I’m a developer who uses Microsoft technology, I have been for over 10 years, and have been a Windows user since 3.1 and before that MS DOS. Before I used DOS, I owned a ZX-Spectrum that was a small home computer with a whole 48k of memory.
When I reflect over these computing years, I have to say something has changed in the way we perceive new products, particularly if they’re Microsoft products. In the early days, any computing progress was welcomed and at times only a select few got access to new and emerging Betas. Things certainly have changed.
Microsoft lately release beta versions into the wild, and people like me adapt and start using them. I had Vista when it was called Longhorn and barely even worked. I used asp.net when it was still called asp+, I had the offical RTM Windows 7 2 months before it launched in New York. I now have Google Wave, and I’m experimenting with Visual Studio 2010.
Companies release beta versions to the public because of 2 main reasons.
- Companies like Microsoft realized that beta versions of their product were getting leaked, because the technically minded wanted more insight into up and coming products. Technically minded people are great at surveying a product, and identifying missing features or finding bugs.
- The deadline for any product is always yesterday, and its nearly impossible to catch and trap all bugs. Its also expensive to pay testers
Testers are a rare breed in all my development experience I have never worked on any product that has been tested to death. If anything most products only undergo about 3-5% of the testing that they should go through. This is why people like Jeff Atwood say – All software sucks. So if we don’t test our products who will? Well usually the client ends up taking on some of this testing, no one admits this though, and the customer ends up just being a frustrated user who reports the odd bug. But why not get software specialists to test products? Along comes Betas – essentially what Microsoft are saying is – HERE GUYS PLEASE TEST OUR PRODUCT!
Not that this is a bad thing – because for this testing service you do get early access to a product that you might otherwise have to wait an extended period of time for. I don’t mind any of this, of course you can always look at it dogmatically and think – “Why should I be testing for them?” The answer is you shouldn’t be, but if you don’t, you can be sure there are 1000’s of other developers out there willing to dedicate their time, so you can be sure this release model is here to stay, and its already become the standard of how software is released.

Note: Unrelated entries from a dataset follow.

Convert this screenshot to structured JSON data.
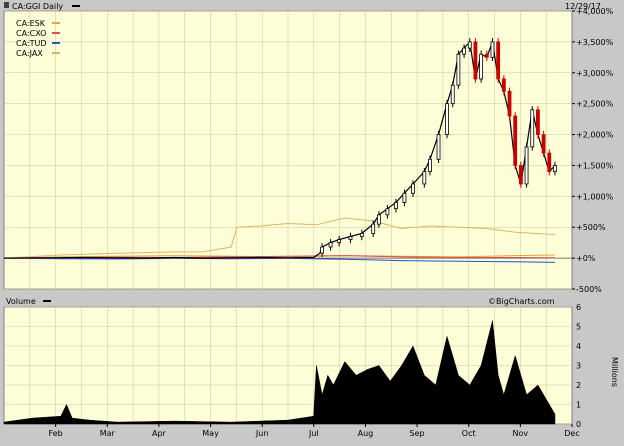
{
  "chart_data": {
    "type": "line",
    "header": {
      "title": "CA:GGI Daily",
      "date": "12/29/17",
      "watermark": "©BigCharts.com"
    },
    "colors": {
      "background": "#fdfdd8",
      "grid": "#c9c99a",
      "candle_up": "#000000",
      "candle_down": "#c80000",
      "volume": "#000000",
      "frame": "#808080",
      "chrome": "#c8c8c8"
    },
    "x_axis": {
      "tick_labels": [
        "Feb",
        "Mar",
        "Apr",
        "May",
        "Jun",
        "Jul",
        "Aug",
        "Sep",
        "Oct",
        "Nov",
        "Dec"
      ],
      "grid_count": 22
    },
    "price_panel": {
      "ylim": [
        -500,
        4000
      ],
      "yticks": [
        -500,
        0,
        500,
        1000,
        1500,
        2000,
        2500,
        3000,
        3500,
        4000
      ],
      "ytick_labels": [
        "-500%",
        "+0%",
        "+500%",
        "+1,000%",
        "+1,500%",
        "+2,000%",
        "+2,500%",
        "+3,000%",
        "+3,500%",
        "+4,000%"
      ],
      "legend": {
        "placement": "top-left",
        "entries": [
          {
            "name": "CA:ESK",
            "color": "#e8a040"
          },
          {
            "name": "CA:CXO",
            "color": "#d85050"
          },
          {
            "name": "CA:TUD",
            "color": "#2850d0"
          },
          {
            "name": "CA:JAX",
            "color": "#d8b868"
          }
        ]
      },
      "primary_series": {
        "name": "CA:GGI",
        "x": [
          0,
          0.08,
          0.14,
          0.2,
          0.25,
          0.3,
          0.35,
          0.4,
          0.45,
          0.5,
          0.545,
          0.556,
          0.56,
          0.575,
          0.59,
          0.61,
          0.63,
          0.65,
          0.66,
          0.675,
          0.69,
          0.705,
          0.72,
          0.74,
          0.75,
          0.765,
          0.78,
          0.79,
          0.8,
          0.81,
          0.82,
          0.83,
          0.84,
          0.85,
          0.86,
          0.87,
          0.88,
          0.89,
          0.9,
          0.91,
          0.92,
          0.93,
          0.94,
          0.95,
          0.96,
          0.97
        ],
        "values": [
          0,
          5,
          10,
          5,
          0,
          10,
          0,
          5,
          10,
          5,
          10,
          80,
          180,
          250,
          300,
          350,
          400,
          550,
          700,
          800,
          900,
          1050,
          1200,
          1400,
          1600,
          2000,
          2500,
          2800,
          3300,
          3400,
          3500,
          2900,
          3300,
          3250,
          3500,
          2900,
          2700,
          2300,
          1500,
          1200,
          1800,
          2400,
          2000,
          1700,
          1400,
          1500
        ]
      },
      "comparison_series": [
        {
          "name": "CA:JAX",
          "color": "#d8b868",
          "x": [
            0,
            0.1,
            0.2,
            0.3,
            0.35,
            0.4,
            0.41,
            0.45,
            0.5,
            0.55,
            0.6,
            0.65,
            0.7,
            0.75,
            0.8,
            0.85,
            0.9,
            0.97
          ],
          "values": [
            0,
            50,
            80,
            100,
            100,
            180,
            500,
            520,
            560,
            540,
            650,
            600,
            480,
            520,
            500,
            480,
            420,
            380
          ]
        },
        {
          "name": "CA:ESK",
          "color": "#e8a040",
          "x": [
            0,
            0.1,
            0.2,
            0.3,
            0.4,
            0.5,
            0.6,
            0.7,
            0.8,
            0.9,
            0.97
          ],
          "values": [
            0,
            20,
            30,
            40,
            30,
            20,
            40,
            30,
            20,
            40,
            50
          ]
        },
        {
          "name": "CA:CXO",
          "color": "#d85050",
          "x": [
            0,
            0.1,
            0.2,
            0.3,
            0.4,
            0.5,
            0.6,
            0.7,
            0.8,
            0.9,
            0.97
          ],
          "values": [
            0,
            10,
            15,
            10,
            20,
            30,
            40,
            20,
            10,
            10,
            5
          ]
        },
        {
          "name": "CA:TUD",
          "color": "#2850d0",
          "x": [
            0,
            0.1,
            0.2,
            0.3,
            0.4,
            0.5,
            0.6,
            0.7,
            0.8,
            0.9,
            0.97
          ],
          "values": [
            0,
            -10,
            -15,
            -5,
            -10,
            -5,
            -20,
            -40,
            -50,
            -60,
            -70
          ]
        }
      ]
    },
    "volume_panel": {
      "label": "Volume",
      "unit": "Millions",
      "ylim": [
        0,
        6
      ],
      "yticks": [
        0,
        1,
        2,
        3,
        4,
        5,
        6
      ],
      "ytick_labels": [
        "0",
        "1",
        "2",
        "3",
        "4",
        "5",
        "6"
      ],
      "x": [
        0,
        0.05,
        0.1,
        0.11,
        0.12,
        0.15,
        0.2,
        0.3,
        0.4,
        0.5,
        0.545,
        0.55,
        0.56,
        0.57,
        0.58,
        0.6,
        0.62,
        0.64,
        0.66,
        0.68,
        0.7,
        0.72,
        0.74,
        0.76,
        0.78,
        0.8,
        0.82,
        0.84,
        0.86,
        0.87,
        0.88,
        0.9,
        0.92,
        0.94,
        0.96,
        0.97
      ],
      "values": [
        0.1,
        0.3,
        0.4,
        1.0,
        0.3,
        0.2,
        0.1,
        0.15,
        0.1,
        0.2,
        0.4,
        3.0,
        1.5,
        2.5,
        2.0,
        3.2,
        2.5,
        2.8,
        3.0,
        2.2,
        3.0,
        4.0,
        2.5,
        2.0,
        4.5,
        2.5,
        2.0,
        3.0,
        5.3,
        2.5,
        1.5,
        3.5,
        1.5,
        2.0,
        1.0,
        0.5
      ]
    }
  }
}
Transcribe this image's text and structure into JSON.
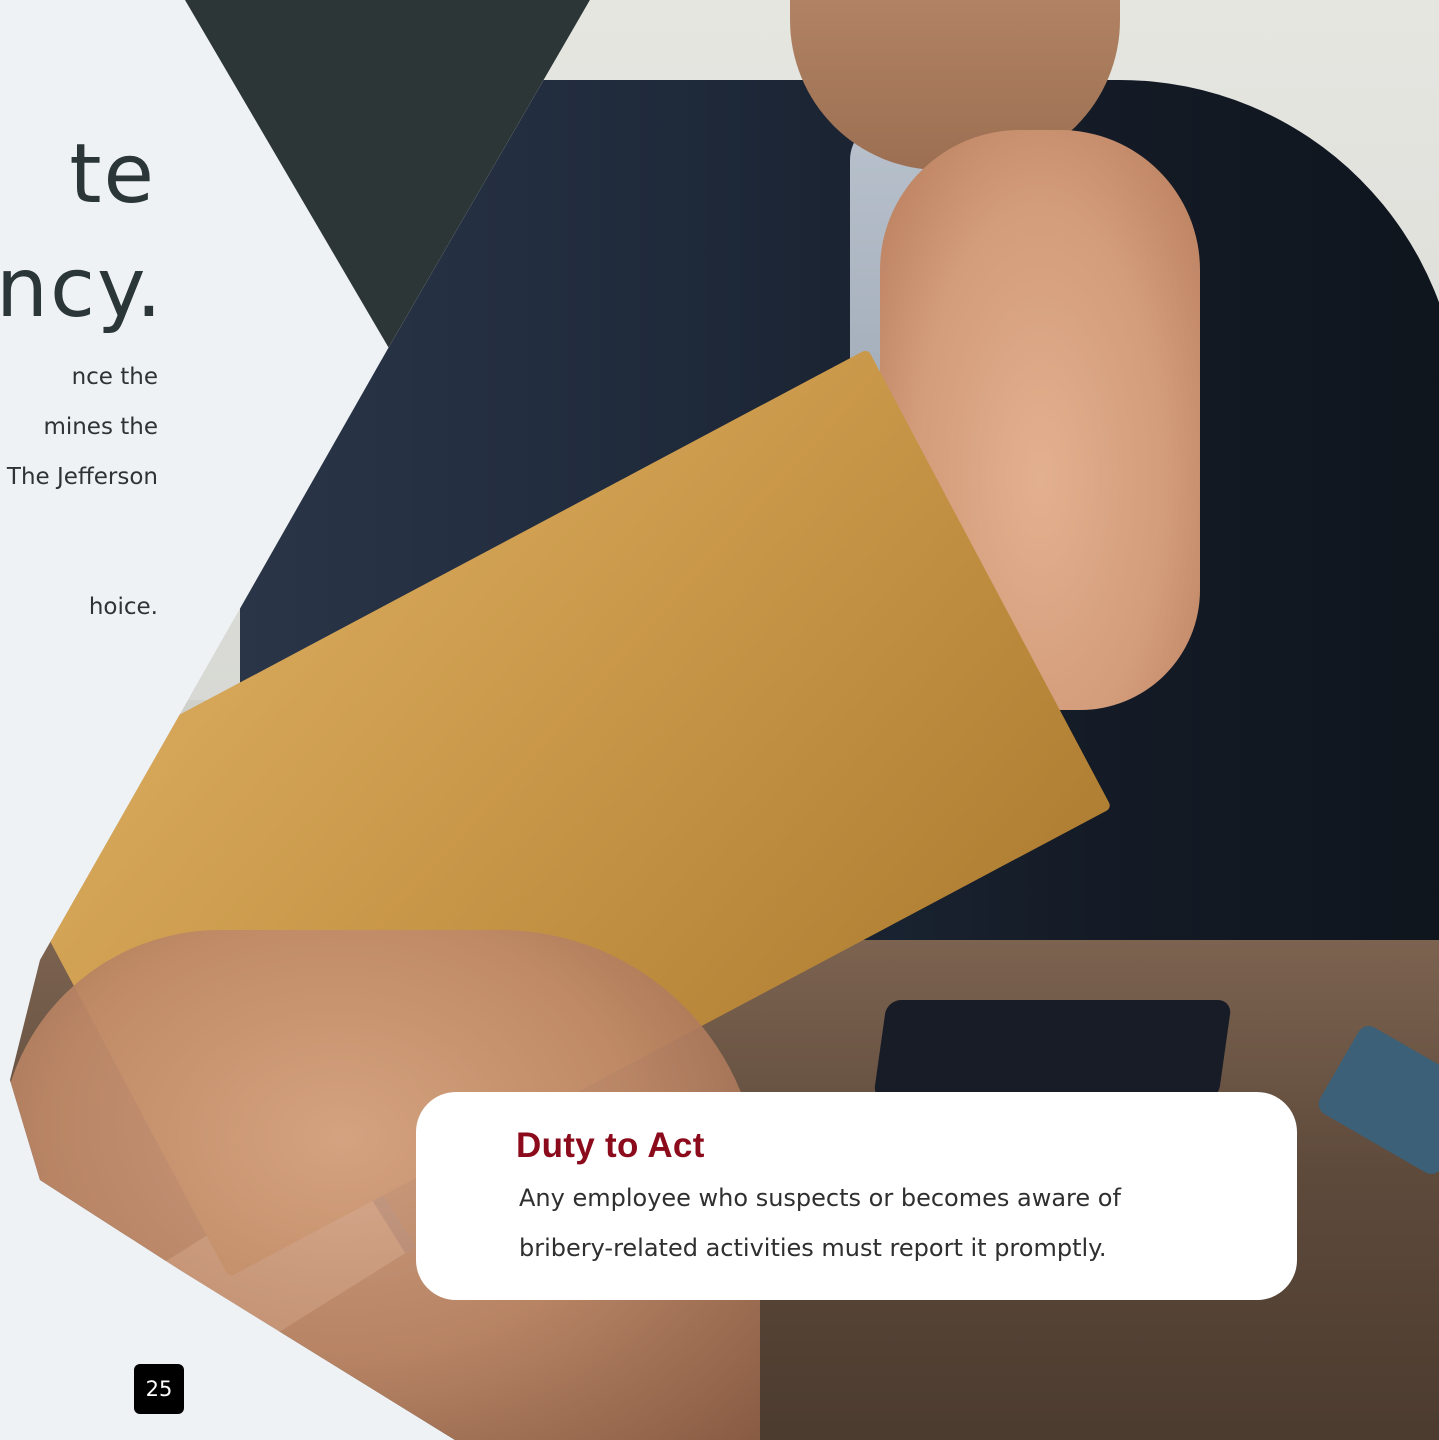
{
  "title": {
    "line1": "te",
    "line2": "ncy."
  },
  "intro": {
    "line1": "nce the",
    "line2": "mines the",
    "line3": "The Jefferson",
    "line4": "hoice."
  },
  "callout": {
    "heading": "Duty to Act",
    "line1": "Any employee who suspects or becomes aware of",
    "line2": "bribery-related activities must report it  promptly."
  },
  "page_number": "25",
  "colors": {
    "background": "#eef2f5",
    "dark_shape": "#2c3637",
    "heading_red": "#8b0a1b"
  }
}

From a Microsoft point of view – I don’t think they fired their testers in exchange for free beta adapters. I don’t think they had great testing capacity in the first place – hence events like a blue screen of death at the Win98 launch or the utterly useless demonstration of speech recognition that shipped with Vista. So this new model can only benefit the end user.

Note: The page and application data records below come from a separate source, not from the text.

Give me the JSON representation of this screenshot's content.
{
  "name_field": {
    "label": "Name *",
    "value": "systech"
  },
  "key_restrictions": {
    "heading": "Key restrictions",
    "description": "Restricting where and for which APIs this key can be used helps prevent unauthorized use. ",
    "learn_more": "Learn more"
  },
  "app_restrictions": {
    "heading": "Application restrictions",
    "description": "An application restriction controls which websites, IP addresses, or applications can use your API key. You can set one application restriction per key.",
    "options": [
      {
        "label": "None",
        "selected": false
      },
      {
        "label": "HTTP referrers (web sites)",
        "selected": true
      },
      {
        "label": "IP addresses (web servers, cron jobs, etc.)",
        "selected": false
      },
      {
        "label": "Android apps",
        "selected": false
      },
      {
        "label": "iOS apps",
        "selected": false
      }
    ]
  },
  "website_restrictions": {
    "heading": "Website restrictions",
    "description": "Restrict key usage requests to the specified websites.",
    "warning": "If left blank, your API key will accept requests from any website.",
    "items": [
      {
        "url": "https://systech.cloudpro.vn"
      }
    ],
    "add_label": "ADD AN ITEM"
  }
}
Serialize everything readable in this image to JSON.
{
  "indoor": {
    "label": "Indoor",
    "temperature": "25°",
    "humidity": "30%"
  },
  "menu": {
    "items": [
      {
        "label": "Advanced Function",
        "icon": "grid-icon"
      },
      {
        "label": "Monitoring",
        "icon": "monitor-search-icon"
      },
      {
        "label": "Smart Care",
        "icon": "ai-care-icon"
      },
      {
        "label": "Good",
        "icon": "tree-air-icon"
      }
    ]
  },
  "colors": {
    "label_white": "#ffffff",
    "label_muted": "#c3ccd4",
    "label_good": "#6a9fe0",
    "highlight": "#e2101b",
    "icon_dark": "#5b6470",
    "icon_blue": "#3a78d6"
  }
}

What I do have a problem with is the negative attitude I face in the industry when wanting to adapt early. The .net framework is the best example I can think of. Version 4 is on the horizon but it seems most companies are still afraid of anything above v2. In my experience I’ve had to really struggle to get guys using v3.1 or v3.5 and because of this, in the time I’ve been using v2 I’ve lost out on all that new experience, and sad to say my LINQ is nearly non existent. Now v4 is coming out, and so all I say is “here we go again”.
Learn as much v4 cool stuff as you want, grab that VS2010 Beta and peek at the cool new language features in C#, but is it really helpful? you can be sure us early adapters will just get frowned at for another 2 years before prudent IT departments stop being afraid of it and brand it as safe to use.
So this is the frustration in being an early adapter, you get into new tech early, and end up having no real use for it until its been screened by the most anal retentive and gets globally accepted. Rinse repeat.